A New Treatment for Serious Strokes Could Save Lives
For years, doctors seeking to treat sufferers of serious strokes have relied on drug treatments designed to dissolve the blood clot that caused the stroke. While the drug tPA can save a life and restore the patient to normal living in the case of mild strokes, more severe strokes caused by larger blood clots have not responded well. In many cases, brain tissue dies before the drug can dissolve the clot, leaving the patient with permanent damage. A recent experimental treatment may be able to change that, however. If successful, the new treatment could return seniors and others suffering from severe strokes to their previous quality of life.
How Does the New Treatment Work?
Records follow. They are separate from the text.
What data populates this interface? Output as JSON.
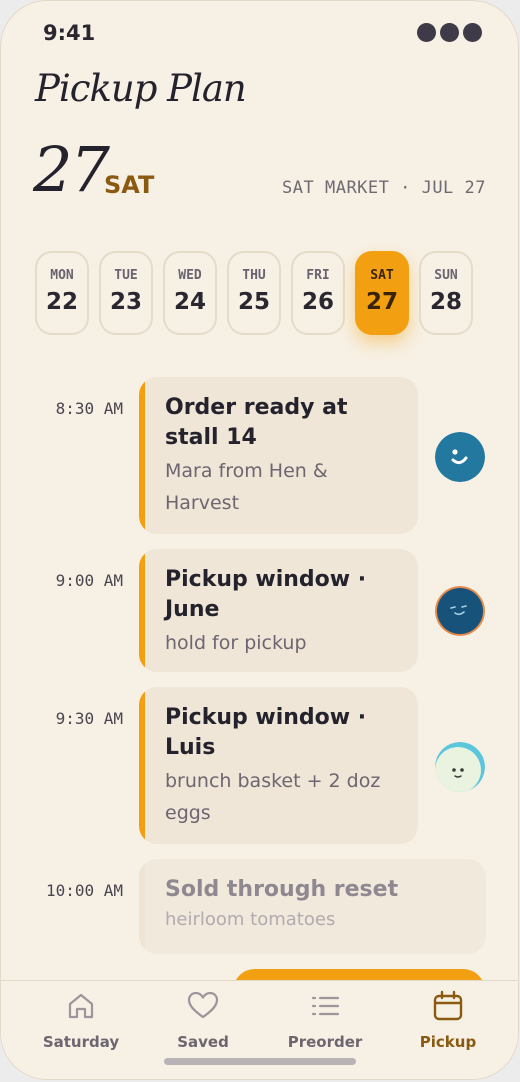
{
  "status": {
    "time": "9:41"
  },
  "header": {
    "title": "Pickup Plan",
    "day_number": "27",
    "day_of_week": "SAT",
    "market_label": "SAT MARKET · JUL 27"
  },
  "week": [
    {
      "dow": "MON",
      "num": "22"
    },
    {
      "dow": "TUE",
      "num": "23"
    },
    {
      "dow": "WED",
      "num": "24"
    },
    {
      "dow": "THU",
      "num": "25"
    },
    {
      "dow": "FRI",
      "num": "26"
    },
    {
      "dow": "SAT",
      "num": "27",
      "selected": true
    },
    {
      "dow": "SUN",
      "num": "28"
    }
  ],
  "events": [
    {
      "time": "8:30 AM",
      "title": "Order ready at stall 14",
      "subtitle": "Mara from Hen & Harvest",
      "avatar": "mara-avatar"
    },
    {
      "time": "9:00 AM",
      "title": "Pickup window · June",
      "subtitle": "hold for pickup",
      "avatar": "june-avatar"
    },
    {
      "time": "9:30 AM",
      "title": "Pickup window · Luis",
      "subtitle": "brunch basket + 2 doz eggs",
      "avatar": "luis-avatar"
    },
    {
      "time": "10:00 AM",
      "title": "Sold through reset",
      "subtitle": "heirloom tomatoes",
      "faded": true
    }
  ],
  "tabs": [
    {
      "label": "Saturday",
      "icon": "home-icon"
    },
    {
      "label": "Saved",
      "icon": "heart-icon"
    },
    {
      "label": "Preorder",
      "icon": "list-icon"
    },
    {
      "label": "Pickup",
      "icon": "calendar-icon",
      "active": true
    }
  ],
  "colors": {
    "accent": "#f2a012",
    "background": "#f7f0e4",
    "card": "#efe6d7",
    "active_tab": "#8a5a10"
  }
}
The groundbreaking treatment uses a stent attached to the end of a catheter to snag the blood clot and pull it out of the blood vessel. Doctors insert the catheter into a blood vessel at the groin and thread it through the artery into the affected blood vessel. While the treatment is still in the experimental stage, three groups have reported encouraging success. The device is not without risks, including the possibility of rupturing the blood vessel or pushing the clot further into the brain, causing additional strokes. However, new technology makes it easier for doctors to identify the location of the clot, and the design of the stent has been improved significantly since early models of the device.
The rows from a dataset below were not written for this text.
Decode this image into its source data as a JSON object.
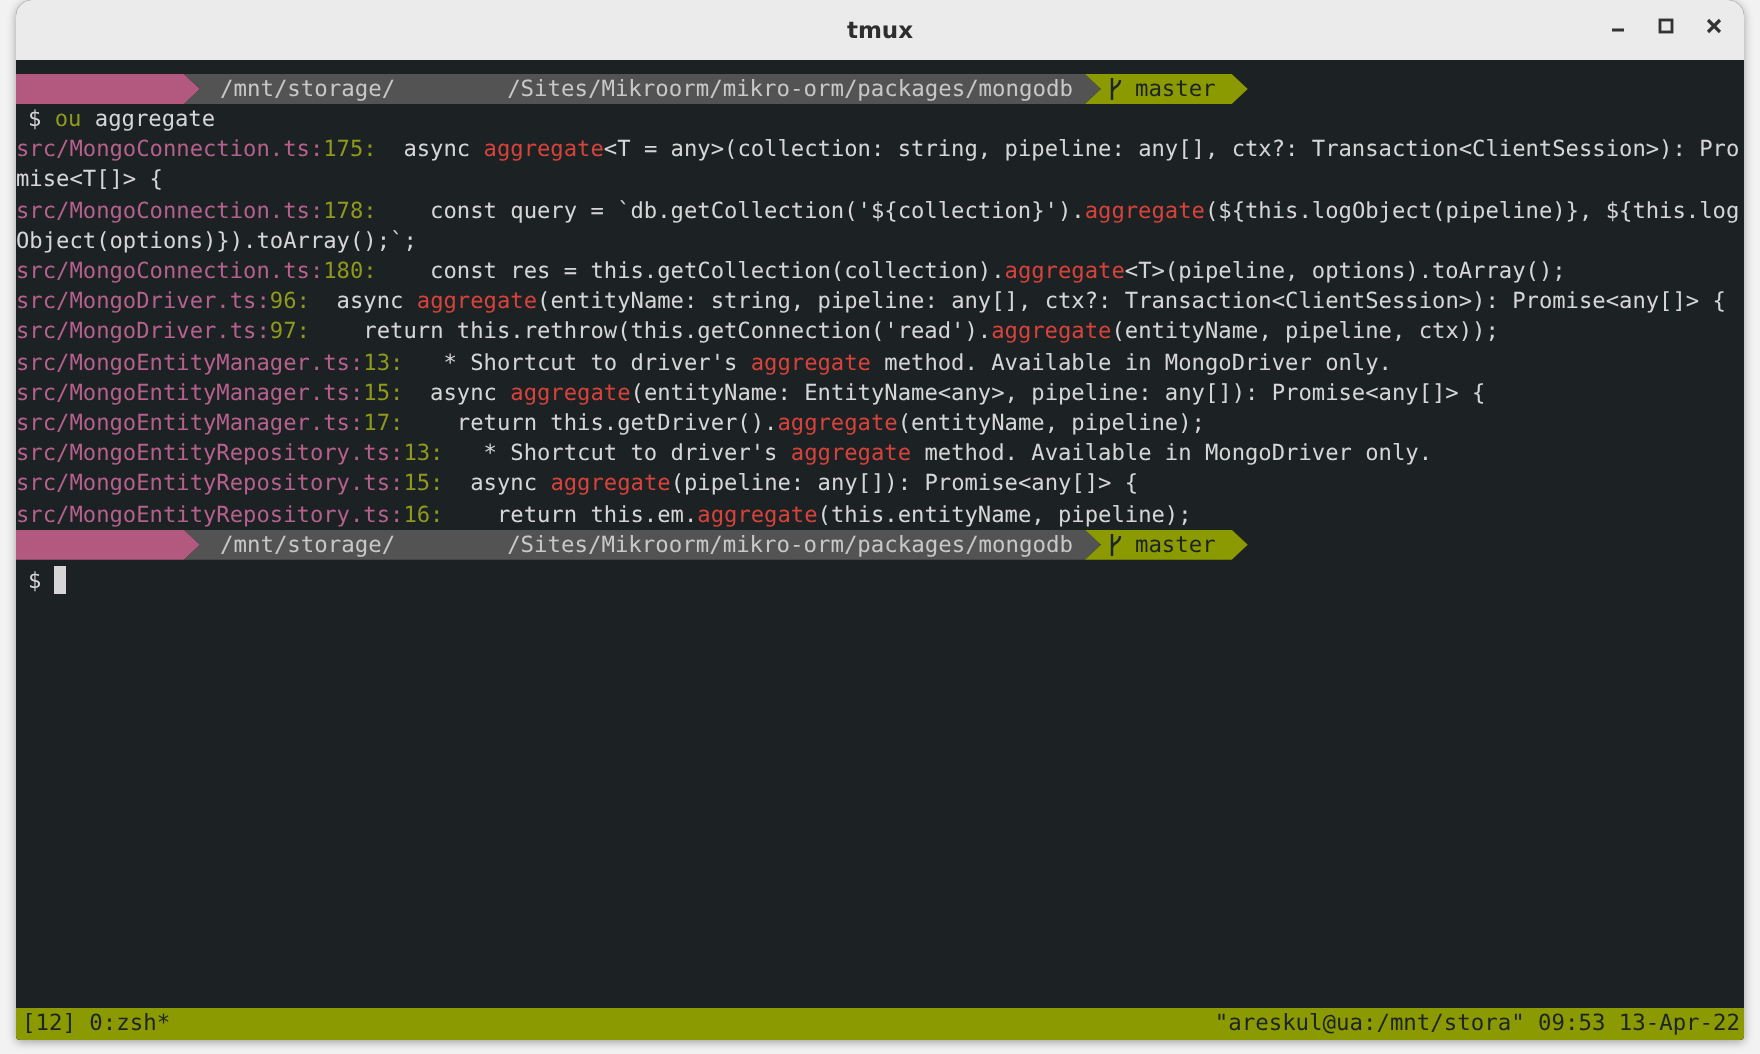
{
  "window": {
    "title": "tmux"
  },
  "prompts": [
    {
      "path_root": "/mnt/storage/",
      "path_rest": "/Sites/Mikroorm/mikro-orm/packages/mongodb",
      "branch": "master"
    },
    {
      "path_root": "/mnt/storage/",
      "path_rest": "/Sites/Mikroorm/mikro-orm/packages/mongodb",
      "branch": "master"
    }
  ],
  "command": {
    "symbol": "$",
    "program": "ou",
    "argument": "aggregate"
  },
  "results": [
    {
      "file": "src/MongoConnection.ts:",
      "line": "175:",
      "code": [
        {
          "text": "  async ",
          "match": false
        },
        {
          "text": "aggregate",
          "match": true
        },
        {
          "text": "<T = any>(collection: string, pipeline: any[], ctx?: Transaction<ClientSession>): Promise<T[]> {",
          "match": false
        }
      ]
    },
    {
      "file": "src/MongoConnection.ts:",
      "line": "178:",
      "code": [
        {
          "text": "    const query = `db.getCollection('${collection}').",
          "match": false
        },
        {
          "text": "aggregate",
          "match": true
        },
        {
          "text": "(${this.logObject(pipeline)}, ${this.logObject(options)}).toArray();`;",
          "match": false
        }
      ]
    },
    {
      "file": "src/MongoConnection.ts:",
      "line": "180:",
      "code": [
        {
          "text": "    const res = this.getCollection(collection).",
          "match": false
        },
        {
          "text": "aggregate",
          "match": true
        },
        {
          "text": "<T>(pipeline, options).toArray();",
          "match": false
        }
      ]
    },
    {
      "file": "src/MongoDriver.ts:",
      "line": "96:",
      "code": [
        {
          "text": "  async ",
          "match": false
        },
        {
          "text": "aggregate",
          "match": true
        },
        {
          "text": "(entityName: string, pipeline: any[], ctx?: Transaction<ClientSession>): Promise<any[]> {",
          "match": false
        }
      ]
    },
    {
      "file": "src/MongoDriver.ts:",
      "line": "97:",
      "code": [
        {
          "text": "    return this.rethrow(this.getConnection('read').",
          "match": false
        },
        {
          "text": "aggregate",
          "match": true
        },
        {
          "text": "(entityName, pipeline, ctx));",
          "match": false
        }
      ]
    },
    {
      "file": "src/MongoEntityManager.ts:",
      "line": "13:",
      "code": [
        {
          "text": "   * Shortcut to driver's ",
          "match": false
        },
        {
          "text": "aggregate",
          "match": true
        },
        {
          "text": " method. Available in MongoDriver only.",
          "match": false
        }
      ]
    },
    {
      "file": "src/MongoEntityManager.ts:",
      "line": "15:",
      "code": [
        {
          "text": "  async ",
          "match": false
        },
        {
          "text": "aggregate",
          "match": true
        },
        {
          "text": "(entityName: EntityName<any>, pipeline: any[]): Promise<any[]> {",
          "match": false
        }
      ]
    },
    {
      "file": "src/MongoEntityManager.ts:",
      "line": "17:",
      "code": [
        {
          "text": "    return this.getDriver().",
          "match": false
        },
        {
          "text": "aggregate",
          "match": true
        },
        {
          "text": "(entityName, pipeline);",
          "match": false
        }
      ]
    },
    {
      "file": "src/MongoEntityRepository.ts:",
      "line": "13:",
      "code": [
        {
          "text": "   * Shortcut to driver's ",
          "match": false
        },
        {
          "text": "aggregate",
          "match": true
        },
        {
          "text": " method. Available in MongoDriver only.",
          "match": false
        }
      ]
    },
    {
      "file": "src/MongoEntityRepository.ts:",
      "line": "15:",
      "code": [
        {
          "text": "  async ",
          "match": false
        },
        {
          "text": "aggregate",
          "match": true
        },
        {
          "text": "(pipeline: any[]): Promise<any[]> {",
          "match": false
        }
      ]
    },
    {
      "file": "src/MongoEntityRepository.ts:",
      "line": "16:",
      "code": [
        {
          "text": "    return this.em.",
          "match": false
        },
        {
          "text": "aggregate",
          "match": true
        },
        {
          "text": "(this.entityName, pipeline);",
          "match": false
        }
      ]
    }
  ],
  "input_prompt": {
    "symbol": "$"
  },
  "status_bar": {
    "session": "[12]",
    "window": "0:zsh*",
    "pane_title": "\"areskul@ua:/mnt/stora\"",
    "time": "09:53",
    "date": "13-Apr-22"
  }
}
What Does It Mean for Senior Stroke Patients?
Seniors who have experienced a severe stroke often don’t recover enough to care for themselves. They may need a permanent in-home caregiver, or they may need to enter a full-time care facility. This new treatment could give seniors the opportunity to experience a fuller recovery, restoring their ability to live independently. One study testing the new treatment followed 500 stroke patients on their journey to recovery. Ninety percent of the patients received tPA drug treatment. Half of those also received the new stent treatment. Doctors reported that while 20% of the tPA patients were able to resume independent living following the stroke, about 33% of those who had the new treatment were able to live on their own. That is a significant and encouraging result–one which doctors hope will transform the medical community’s thinking on stroke treatment.
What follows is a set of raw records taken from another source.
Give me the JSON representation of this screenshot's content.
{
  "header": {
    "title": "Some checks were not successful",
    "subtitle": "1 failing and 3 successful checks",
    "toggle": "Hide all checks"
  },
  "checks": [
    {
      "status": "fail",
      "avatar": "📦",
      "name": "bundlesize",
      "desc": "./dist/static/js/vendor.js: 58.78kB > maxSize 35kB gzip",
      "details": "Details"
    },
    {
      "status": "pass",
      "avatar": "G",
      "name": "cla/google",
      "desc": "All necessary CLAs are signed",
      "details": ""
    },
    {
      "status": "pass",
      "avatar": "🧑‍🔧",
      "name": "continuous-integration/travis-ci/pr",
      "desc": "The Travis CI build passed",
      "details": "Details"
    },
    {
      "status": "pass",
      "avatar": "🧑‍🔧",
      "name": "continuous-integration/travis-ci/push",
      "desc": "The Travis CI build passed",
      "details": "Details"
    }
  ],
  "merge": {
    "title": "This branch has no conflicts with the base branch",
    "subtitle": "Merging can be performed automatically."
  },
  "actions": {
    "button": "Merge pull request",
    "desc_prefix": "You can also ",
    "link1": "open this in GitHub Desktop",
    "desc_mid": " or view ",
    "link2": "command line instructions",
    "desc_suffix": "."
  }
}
How to Recognize the Signs of a Stroke
One of the keys to successfully treating a stroke is to recognize the symptoms and receive medical attention early, before parts of the brain have been permanently damaged. Because elderly people may be more prone to strokes due to other mitigating conditions, their family members should keep a close eye out for any of the following symptoms:
- Sudden numbness on one side of the body, sometimes evidenced by drooping or sagging of the face
- Sudden loss of speech clarity, coordination, or vision
- Loss of balance, which may be accompanied by vomiting or nausea
- Sudden, severe headache which may be followed by loss of consciousness
Often, the first noticeable sign of a stroke is sagging on one side of the face accompanied by an inability to speak clearly. It may be difficult to understand the person, although he or she may not realize the problem. If family members or caregivers notice any of these symptoms, the elderly person should receive emergency attention as quickly as possible.
Treatments for strokes have remained relatively stable for many years, but doctors express optimism over the potential exhibited by the new stent treatment. If successful, it could be a life changing development for countless stroke patients and their families as they seek to return to a normal life.
Originally posted 2015-03-17 10:00:04.